Jeb’s mother, Barbara Bush, stated in an interview that, “We’ve had enough Bushes.” I would argue that the nation’s voting track record over the past four decades suggests otherwise. True, George W. Bush’s lack of popularity at the end of his presidential tenure might hurt his little brother, but even on that front, there’s some good news (for Bush fans, of course, not for Camp Clinton). Since he’s been out of office, W’s dismal approval rating has improved slightly. While it’s nothing to write home about, it might not be the crippling blow so many are worried about. The Bush Dynasty, just like the Energizer Bunny, could go on forever. Jenna Bush 2028, anyone?
3. Florida, Baby
Florida is a vital swing state with a large economy. Jeb Bush was very popular governor there and demonstrated an ability to work across ideological divides. If he runs and wins his party’s nomination, the Republicans would gain a huge advantage in a key purple state come general election time. Maybe they could even take it this time without having to go through the Supreme Court. That has got to be a positive.
4. Los Latinos
Jeb speaks Spanish, is married to a Mexican-born American, converted to Catholicism and has a decidedly softer approach to immigration than some of his more-radical colleagues.

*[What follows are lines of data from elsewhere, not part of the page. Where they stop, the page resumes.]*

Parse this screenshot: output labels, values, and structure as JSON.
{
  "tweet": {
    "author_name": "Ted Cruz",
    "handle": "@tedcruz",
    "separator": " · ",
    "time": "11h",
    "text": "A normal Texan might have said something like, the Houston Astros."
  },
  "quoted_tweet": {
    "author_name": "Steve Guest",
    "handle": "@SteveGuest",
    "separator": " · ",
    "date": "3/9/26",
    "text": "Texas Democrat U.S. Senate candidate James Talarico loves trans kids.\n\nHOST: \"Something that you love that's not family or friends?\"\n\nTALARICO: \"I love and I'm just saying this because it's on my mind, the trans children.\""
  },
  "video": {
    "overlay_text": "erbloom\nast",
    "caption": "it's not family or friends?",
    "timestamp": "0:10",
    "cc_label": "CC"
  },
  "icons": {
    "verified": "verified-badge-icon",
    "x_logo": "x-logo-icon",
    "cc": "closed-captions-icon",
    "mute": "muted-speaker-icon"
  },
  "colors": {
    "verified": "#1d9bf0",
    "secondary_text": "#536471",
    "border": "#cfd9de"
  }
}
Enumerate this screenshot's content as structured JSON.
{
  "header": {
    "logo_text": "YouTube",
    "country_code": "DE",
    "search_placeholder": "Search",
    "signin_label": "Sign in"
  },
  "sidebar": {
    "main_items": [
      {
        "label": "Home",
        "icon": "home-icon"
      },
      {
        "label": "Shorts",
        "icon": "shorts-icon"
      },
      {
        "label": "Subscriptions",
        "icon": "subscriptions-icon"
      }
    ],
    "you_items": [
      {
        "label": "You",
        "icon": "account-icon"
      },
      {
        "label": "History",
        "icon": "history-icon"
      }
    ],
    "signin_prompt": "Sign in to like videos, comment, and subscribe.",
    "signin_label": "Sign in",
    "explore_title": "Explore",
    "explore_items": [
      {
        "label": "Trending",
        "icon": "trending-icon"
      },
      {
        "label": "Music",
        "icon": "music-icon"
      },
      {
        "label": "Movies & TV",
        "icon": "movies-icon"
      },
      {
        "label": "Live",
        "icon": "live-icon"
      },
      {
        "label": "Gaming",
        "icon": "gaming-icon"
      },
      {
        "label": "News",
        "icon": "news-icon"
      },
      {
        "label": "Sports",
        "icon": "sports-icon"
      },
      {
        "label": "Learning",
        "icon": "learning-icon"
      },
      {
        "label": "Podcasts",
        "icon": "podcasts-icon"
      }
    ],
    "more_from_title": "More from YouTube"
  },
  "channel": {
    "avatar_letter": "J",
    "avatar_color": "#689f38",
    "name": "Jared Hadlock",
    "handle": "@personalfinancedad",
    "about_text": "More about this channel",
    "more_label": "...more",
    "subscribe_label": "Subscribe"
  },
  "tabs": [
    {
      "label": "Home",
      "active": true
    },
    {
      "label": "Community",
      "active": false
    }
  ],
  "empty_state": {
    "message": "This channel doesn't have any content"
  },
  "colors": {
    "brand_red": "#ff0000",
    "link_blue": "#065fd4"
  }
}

This could be an advantage as Hispanics make up a substantial part of the (voting) population — or this could prove to be his Achilles’ heel.
Comments about illegal immigration, such as the one Jeb made in 2014, remarking, “Yes, they broke the law, but it’s not a felony. It’s an act of love,” could garner him a lot of Latino love — but incur the wrath of the very anti-immigration Tea Party during the primaries. If Jeb wants to lead, he’d better learn how to walk political tightropes over pits full of snakes and shards of broken glass … and how to do so on a daily basis.
5. A Likable, Electable Conservative
Jeb is a traditional conservative, but stops shy of the wackadoo-what’s-happening-to my-country, fairly racist ultra-conservatives we’ve grown so accustomed to as of late. He’s on the record as being against same-sex marriage (a conservative principal), but not rabidly so, stating, “We live in a democracy, and regardless of our disagreements, we have to respect the rule of law,” after a ban in Miami-Dade County on same-sex marriage was lifted. While his views on the matter might diverge from yours or mine, he’s shown an amount of sensitivity and respect over the issue of gay and lesbian marriage that are blatantly absent from other branches of his party.
In other words, Jeb Bush is willing to carry the Republican torch, but not all the way to defeat. He’s a candidate who can, and probably will (maybe not so much during primary season), challenge some of the entrenched dogma of his own party — but when taken to task for straying from the fold, can point out his solid conservative bona fides, which just might be enough to get a substantial number of key conservatives to back him and tag along for the presidential ride.